Nearly half of all Native American tribes across the nation are benefiting from casinos as well as other gaming revenues. For many, it really is their largest source of earnings. But expanding threats to that revenue resulting from competition from non-Indian gaming are forcing numerous tribes to look for other investment possibilities.
Within a dramatic example of that diversification, a single group of Native Americans is buying almost half the hotel rooms in Minnesota’s capital.
Much more than 18,000 slot machines generate an orchestral blur of electronic entertainment at Grand Casino Mille Lacs. In the moment, it is not as well crowded, enabling some patrons to play at two slot machines simultaneously.
The casino is one of two owned by the Mille Lacs Band of Ojibwe in central Minnesota. Over the previous two decades they’ve helped bring wealth in addition to a return to self-sufficiency for this when impoverished Indian band. Now it really is organizing to grow its prosperity by means of a new organization venture.
Final month, the Mille Lacs Band announced plans to purchase two hotels in downtown St. Paul, Minn. After the deal is finalized, the band will grow to be the single biggest hotel operator in the city.
And this deal represents a big small business shift for the band.
“We’d appreciate to see the Corporate Commission turn out to be a billion-dollar firm someday,” says Joe Nayquonabe, commissioner of corporate affairs.
Nayquonabe, who heads the small business side and turns earnings over to the tribal government, says they’d like to personal a hotel in each important U.S. market place. By putting the casino’s earnings into a new hotel venture, he says, the band will become extra economically secure.
“What Indian gaming has completed for Indian tribes is it is helped us develop fundamental infrastructure for our tribal members,” he says. “So once you look about out here at the community, we’ve got clinics, we’ve got a government center, we’ve schools, we’ve got neighborhood centers. Now we’re starting to consider how do we increase the good quality of life even more.”
Just like the Mille Lacs Band in Minnesota, tribes around the nation are looking to develop revenues.
In Nebraska, the Winnebago tribe owns much more than two dozen companies that operate in various states and overseas by means of a holding enterprise known as Ho-Chunk Inc. Businesses involve all the things from construction firms to a marketing and marketing corporation.

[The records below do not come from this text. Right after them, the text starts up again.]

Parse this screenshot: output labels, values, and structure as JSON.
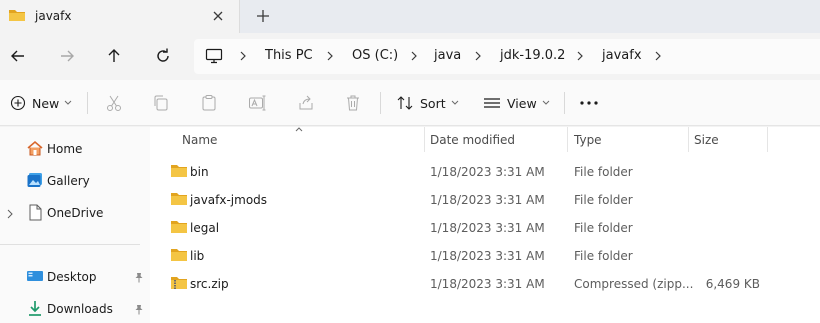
{
  "window": {
    "tab_title": "javafx"
  },
  "address": {
    "crumbs": [
      "This PC",
      "OS (C:)",
      "java",
      "jdk-19.0.2",
      "javafx"
    ]
  },
  "commands": {
    "new_label": "New",
    "sort_label": "Sort",
    "view_label": "View"
  },
  "nav": {
    "items": [
      {
        "label": "Home",
        "icon": "home-icon"
      },
      {
        "label": "Gallery",
        "icon": "gallery-icon"
      },
      {
        "label": "OneDrive",
        "icon": "onedrive-icon"
      },
      {
        "label": "Desktop",
        "icon": "desktop-icon"
      },
      {
        "label": "Downloads",
        "icon": "downloads-icon"
      }
    ]
  },
  "columns": {
    "name": "Name",
    "date": "Date modified",
    "type": "Type",
    "size": "Size"
  },
  "files": [
    {
      "name": "bin",
      "date": "1/18/2023 3:31 AM",
      "type": "File folder",
      "size": "",
      "icon": "folder-icon"
    },
    {
      "name": "javafx-jmods",
      "date": "1/18/2023 3:31 AM",
      "type": "File folder",
      "size": "",
      "icon": "folder-icon"
    },
    {
      "name": "legal",
      "date": "1/18/2023 3:31 AM",
      "type": "File folder",
      "size": "",
      "icon": "folder-icon"
    },
    {
      "name": "lib",
      "date": "1/18/2023 3:31 AM",
      "type": "File folder",
      "size": "",
      "icon": "folder-icon"
    },
    {
      "name": "src.zip",
      "date": "1/18/2023 3:31 AM",
      "type": "Compressed (zipp...",
      "size": "6,469 KB",
      "icon": "zip-folder-icon"
    }
  ],
  "colors": {
    "folder": "#f4c544",
    "folder_dark": "#e2a41f",
    "accent": "#0067c0"
  }
}
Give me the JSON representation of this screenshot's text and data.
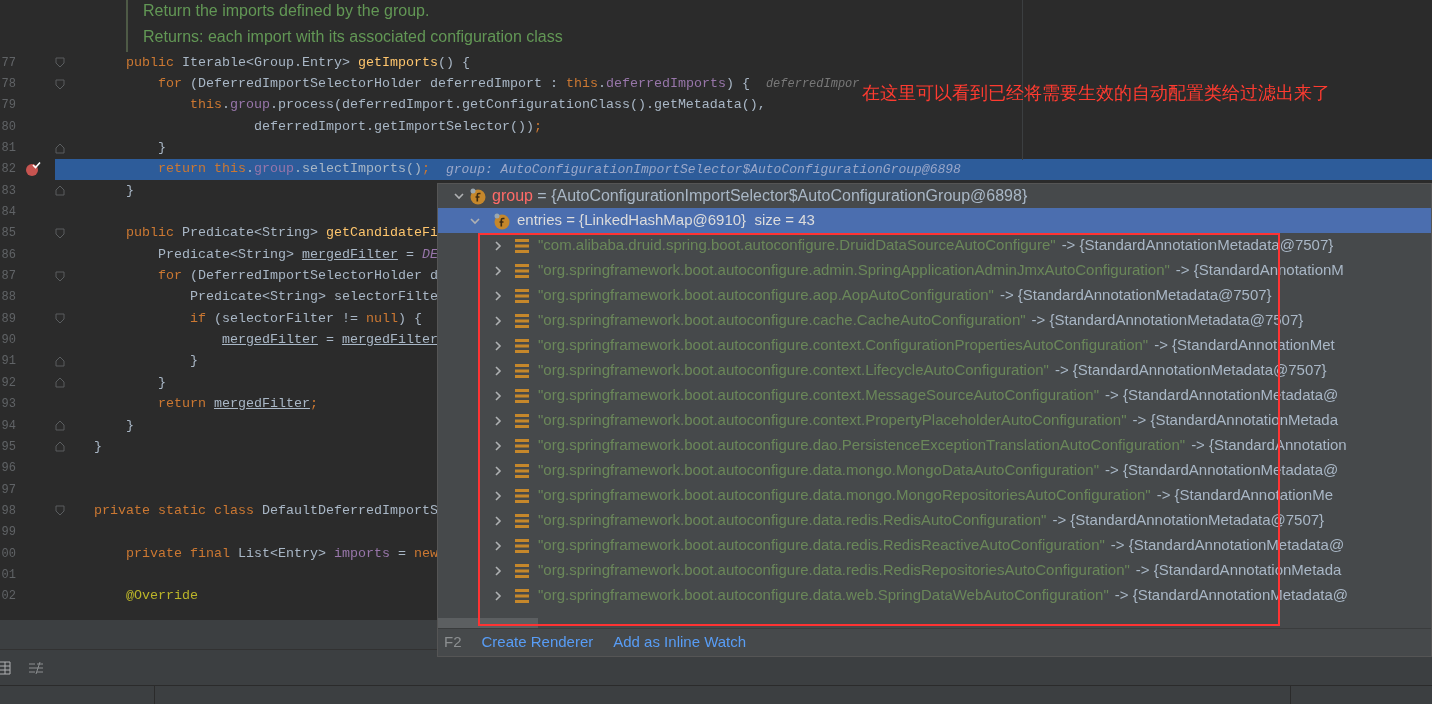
{
  "doc_comment": {
    "lines": [
      "Return the imports defined by the group.",
      "Returns: each import with its associated configuration class"
    ]
  },
  "editor": {
    "lines": [
      {
        "number": "77",
        "fold_start": true,
        "fold_end": false,
        "breakpoint": false,
        "highlighted": false,
        "tokens": [
          {
            "kind": "keyword",
            "text": "    public "
          },
          {
            "kind": "plain",
            "text": "Iterable<Group.Entry> "
          },
          {
            "kind": "method",
            "text": "getImports"
          },
          {
            "kind": "plain",
            "text": "() {"
          }
        ]
      },
      {
        "number": "78",
        "fold_start": true,
        "fold_end": false,
        "breakpoint": false,
        "highlighted": false,
        "tokens": [
          {
            "kind": "keyword",
            "text": "        for "
          },
          {
            "kind": "plain",
            "text": "(DeferredImportSelectorHolder deferredImport : "
          },
          {
            "kind": "keyword",
            "text": "this"
          },
          {
            "kind": "plain",
            "text": "."
          },
          {
            "kind": "field",
            "text": "deferredImports"
          },
          {
            "kind": "plain",
            "text": ") {"
          }
        ],
        "hint": "deferredImpor"
      },
      {
        "number": "79",
        "fold_start": false,
        "fold_end": false,
        "breakpoint": false,
        "highlighted": false,
        "tokens": [
          {
            "kind": "keyword",
            "text": "            this"
          },
          {
            "kind": "plain",
            "text": "."
          },
          {
            "kind": "field",
            "text": "group"
          },
          {
            "kind": "plain",
            "text": ".process(deferredImport.getConfigurationClass().getMetadata(),"
          }
        ]
      },
      {
        "number": "80",
        "fold_start": false,
        "fold_end": false,
        "breakpoint": false,
        "highlighted": false,
        "tokens": [
          {
            "kind": "plain",
            "text": "                    deferredImport.getImportSelector())"
          },
          {
            "kind": "keyword",
            "text": ";"
          }
        ]
      },
      {
        "number": "81",
        "fold_start": false,
        "fold_end": true,
        "breakpoint": false,
        "highlighted": false,
        "tokens": [
          {
            "kind": "plain",
            "text": "        }"
          }
        ]
      },
      {
        "number": "82",
        "fold_start": false,
        "fold_end": false,
        "breakpoint": true,
        "highlighted": true,
        "tokens": [
          {
            "kind": "keyword",
            "text": "        return "
          },
          {
            "kind": "keyword",
            "text": "this"
          },
          {
            "kind": "plain",
            "text": "."
          },
          {
            "kind": "field",
            "text": "group"
          },
          {
            "kind": "plain",
            "text": ".selectImports()"
          },
          {
            "kind": "keyword",
            "text": ";"
          }
        ],
        "hint": "group: AutoConfigurationImportSelector$AutoConfigurationGroup@6898"
      },
      {
        "number": "83",
        "fold_start": false,
        "fold_end": true,
        "breakpoint": false,
        "highlighted": false,
        "tokens": [
          {
            "kind": "plain",
            "text": "    }"
          }
        ]
      },
      {
        "number": "84",
        "fold_start": false,
        "fold_end": false,
        "breakpoint": false,
        "highlighted": false
      },
      {
        "number": "85",
        "fold_start": true,
        "fold_end": false,
        "breakpoint": false,
        "highlighted": false,
        "tokens": [
          {
            "kind": "keyword",
            "text": "    public "
          },
          {
            "kind": "plain",
            "text": "Predicate<String> "
          },
          {
            "kind": "method",
            "text": "getCandidateFi"
          }
        ]
      },
      {
        "number": "86",
        "fold_start": false,
        "fold_end": false,
        "breakpoint": false,
        "highlighted": false,
        "tokens": [
          {
            "kind": "plain",
            "text": "        Predicate<String> "
          },
          {
            "kind": "local",
            "text": "mergedFilter"
          },
          {
            "kind": "plain",
            "text": " = "
          },
          {
            "kind": "constant",
            "text": "DE"
          }
        ]
      },
      {
        "number": "87",
        "fold_start": true,
        "fold_end": false,
        "breakpoint": false,
        "highlighted": false,
        "tokens": [
          {
            "kind": "keyword",
            "text": "        for "
          },
          {
            "kind": "plain",
            "text": "(DeferredImportSelectorHolder d"
          }
        ]
      },
      {
        "number": "88",
        "fold_start": false,
        "fold_end": false,
        "breakpoint": false,
        "highlighted": false,
        "tokens": [
          {
            "kind": "plain",
            "text": "            Predicate<String> selectorFilte"
          }
        ]
      },
      {
        "number": "89",
        "fold_start": true,
        "fold_end": false,
        "breakpoint": false,
        "highlighted": false,
        "tokens": [
          {
            "kind": "keyword",
            "text": "            if "
          },
          {
            "kind": "plain",
            "text": "(selectorFilter != "
          },
          {
            "kind": "keyword",
            "text": "null"
          },
          {
            "kind": "plain",
            "text": ") {"
          }
        ]
      },
      {
        "number": "90",
        "fold_start": false,
        "fold_end": false,
        "breakpoint": false,
        "highlighted": false,
        "tokens": [
          {
            "kind": "local",
            "text": "                mergedFilter"
          },
          {
            "kind": "plain",
            "text": " = "
          },
          {
            "kind": "local",
            "text": "mergedFilter"
          }
        ]
      },
      {
        "number": "91",
        "fold_start": false,
        "fold_end": true,
        "breakpoint": false,
        "highlighted": false,
        "tokens": [
          {
            "kind": "plain",
            "text": "            }"
          }
        ]
      },
      {
        "number": "92",
        "fold_start": false,
        "fold_end": true,
        "breakpoint": false,
        "highlighted": false,
        "tokens": [
          {
            "kind": "plain",
            "text": "        }"
          }
        ]
      },
      {
        "number": "93",
        "fold_start": false,
        "fold_end": false,
        "breakpoint": false,
        "highlighted": false,
        "tokens": [
          {
            "kind": "keyword",
            "text": "        return "
          },
          {
            "kind": "local",
            "text": "mergedFilter"
          },
          {
            "kind": "keyword",
            "text": ";"
          }
        ]
      },
      {
        "number": "94",
        "fold_start": false,
        "fold_end": true,
        "breakpoint": false,
        "highlighted": false,
        "tokens": [
          {
            "kind": "plain",
            "text": "    }"
          }
        ]
      },
      {
        "number": "95",
        "fold_start": false,
        "fold_end": true,
        "breakpoint": false,
        "highlighted": false,
        "tokens": [
          {
            "kind": "plain",
            "text": "}"
          }
        ]
      },
      {
        "number": "96",
        "fold_start": false,
        "fold_end": false,
        "breakpoint": false,
        "highlighted": false
      },
      {
        "number": "97",
        "fold_start": false,
        "fold_end": false,
        "breakpoint": false,
        "highlighted": false
      },
      {
        "number": "98",
        "fold_start": true,
        "fold_end": false,
        "breakpoint": false,
        "highlighted": false,
        "tokens": [
          {
            "kind": "keyword",
            "text": "private static class "
          },
          {
            "kind": "plain",
            "text": "DefaultDeferredImportS"
          }
        ]
      },
      {
        "number": "99",
        "fold_start": false,
        "fold_end": false,
        "breakpoint": false,
        "highlighted": false
      },
      {
        "number": "00",
        "fold_start": false,
        "fold_end": false,
        "breakpoint": false,
        "highlighted": false,
        "tokens": [
          {
            "kind": "keyword",
            "text": "    private final "
          },
          {
            "kind": "plain",
            "text": "List<Entry> "
          },
          {
            "kind": "field",
            "text": "imports"
          },
          {
            "kind": "plain",
            "text": " = "
          },
          {
            "kind": "keyword",
            "text": "new"
          }
        ]
      },
      {
        "number": "01",
        "fold_start": false,
        "fold_end": false,
        "breakpoint": false,
        "highlighted": false
      },
      {
        "number": "02",
        "fold_start": false,
        "fold_end": false,
        "breakpoint": false,
        "highlighted": false,
        "tokens": [
          {
            "kind": "annotation",
            "text": "    @Override"
          }
        ]
      }
    ]
  },
  "annotation": {
    "text": "在这里可以看到已经将需要生效的自动配置类给过滤出来了"
  },
  "debug_popup": {
    "group": {
      "name": "group",
      "value": " = {AutoConfigurationImportSelector$AutoConfigurationGroup@6898}",
      "expanded": true,
      "selected": false
    },
    "entries": {
      "text": "entries = {LinkedHashMap@6910}  size = 43",
      "expanded": true,
      "selected": true
    },
    "items": [
      {
        "key": "\"com.alibaba.druid.spring.boot.autoconfigure.DruidDataSourceAutoConfigure\"",
        "value": "-> {StandardAnnotationMetadata@7507}",
        "expanded": false
      },
      {
        "key": "\"org.springframework.boot.autoconfigure.admin.SpringApplicationAdminJmxAutoConfiguration\"",
        "value": "-> {StandardAnnotationM",
        "expanded": false
      },
      {
        "key": "\"org.springframework.boot.autoconfigure.aop.AopAutoConfiguration\"",
        "value": "-> {StandardAnnotationMetadata@7507}",
        "expanded": false
      },
      {
        "key": "\"org.springframework.boot.autoconfigure.cache.CacheAutoConfiguration\"",
        "value": "-> {StandardAnnotationMetadata@7507}",
        "expanded": false
      },
      {
        "key": "\"org.springframework.boot.autoconfigure.context.ConfigurationPropertiesAutoConfiguration\"",
        "value": "-> {StandardAnnotationMet",
        "expanded": false
      },
      {
        "key": "\"org.springframework.boot.autoconfigure.context.LifecycleAutoConfiguration\"",
        "value": "-> {StandardAnnotationMetadata@7507}",
        "expanded": false
      },
      {
        "key": "\"org.springframework.boot.autoconfigure.context.MessageSourceAutoConfiguration\"",
        "value": "-> {StandardAnnotationMetadata@",
        "expanded": false
      },
      {
        "key": "\"org.springframework.boot.autoconfigure.context.PropertyPlaceholderAutoConfiguration\"",
        "value": "-> {StandardAnnotationMetada",
        "expanded": false
      },
      {
        "key": "\"org.springframework.boot.autoconfigure.dao.PersistenceExceptionTranslationAutoConfiguration\"",
        "value": "-> {StandardAnnotation",
        "expanded": false
      },
      {
        "key": "\"org.springframework.boot.autoconfigure.data.mongo.MongoDataAutoConfiguration\"",
        "value": "-> {StandardAnnotationMetadata@",
        "expanded": false
      },
      {
        "key": "\"org.springframework.boot.autoconfigure.data.mongo.MongoRepositoriesAutoConfiguration\"",
        "value": "-> {StandardAnnotationMe",
        "expanded": false
      },
      {
        "key": "\"org.springframework.boot.autoconfigure.data.redis.RedisAutoConfiguration\"",
        "value": "-> {StandardAnnotationMetadata@7507}",
        "expanded": false
      },
      {
        "key": "\"org.springframework.boot.autoconfigure.data.redis.RedisReactiveAutoConfiguration\"",
        "value": "-> {StandardAnnotationMetadata@",
        "expanded": false
      },
      {
        "key": "\"org.springframework.boot.autoconfigure.data.redis.RedisRepositoriesAutoConfiguration\"",
        "value": "-> {StandardAnnotationMetada",
        "expanded": false
      },
      {
        "key": "\"org.springframework.boot.autoconfigure.data.web.SpringDataWebAutoConfiguration\"",
        "value": "-> {StandardAnnotationMetadata@",
        "expanded": false
      }
    ],
    "footer": {
      "shortcut": "F2",
      "links": [
        "Create Renderer",
        "Add as Inline Watch"
      ]
    }
  }
}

In 2011, Ho-Chunk reported income topping $250 million.
In Wisconsin, Kevin Allis chairs the Potawatomi Company Development Corp. – a $60 million tribal holding enterprise started in 2003 with income in the tribe’s downtown Milwaukee casino.
He says they may be “occasionally funded” from a number of the profits that derive from the gaming facility.
“We’re tasked with the obligation and duty to invest it inside a sensible manner to make the asset base of your tribe and also to insulate the tribe from any future decline in gaming dollars or something that would impact that market,” Allis says.
He says the business invests in businesses all more than the county, along with the new mantra is to “diversify.”
“You can’t depend on one point,” he says. “It’s by no means a secure bet to place all of your eggs in one particular basket. It’s just not clever.”
For a lot of tribes, casinos are what have made just about any financial improvement doable, but it’s a revenue supply that is threatened.
“It’s the expanding presence of non-tribal gaming,” says Anton Treuer, executive director with the American Indian Resource Center at Bemidji State University.
He cites Minnesota lawmakers, who final year authorized a kind of electronic gambling to assist pay for the new Vikings football stadium.
Gambling profits appear irresistible to politicians, and Treuer expects state governments to continue to seek them out to augment tax revenues.
“It becomes a little less complicated for both parties to type of do an end-around on the tribal monopoly on gaming than it is actually to either make actually really hard cuts or raise taxes,” Treuer says.
Savvy tribal leaders say diversification is about preparing for what ever competition heads their way so their financial future is not some thing left to opportunity.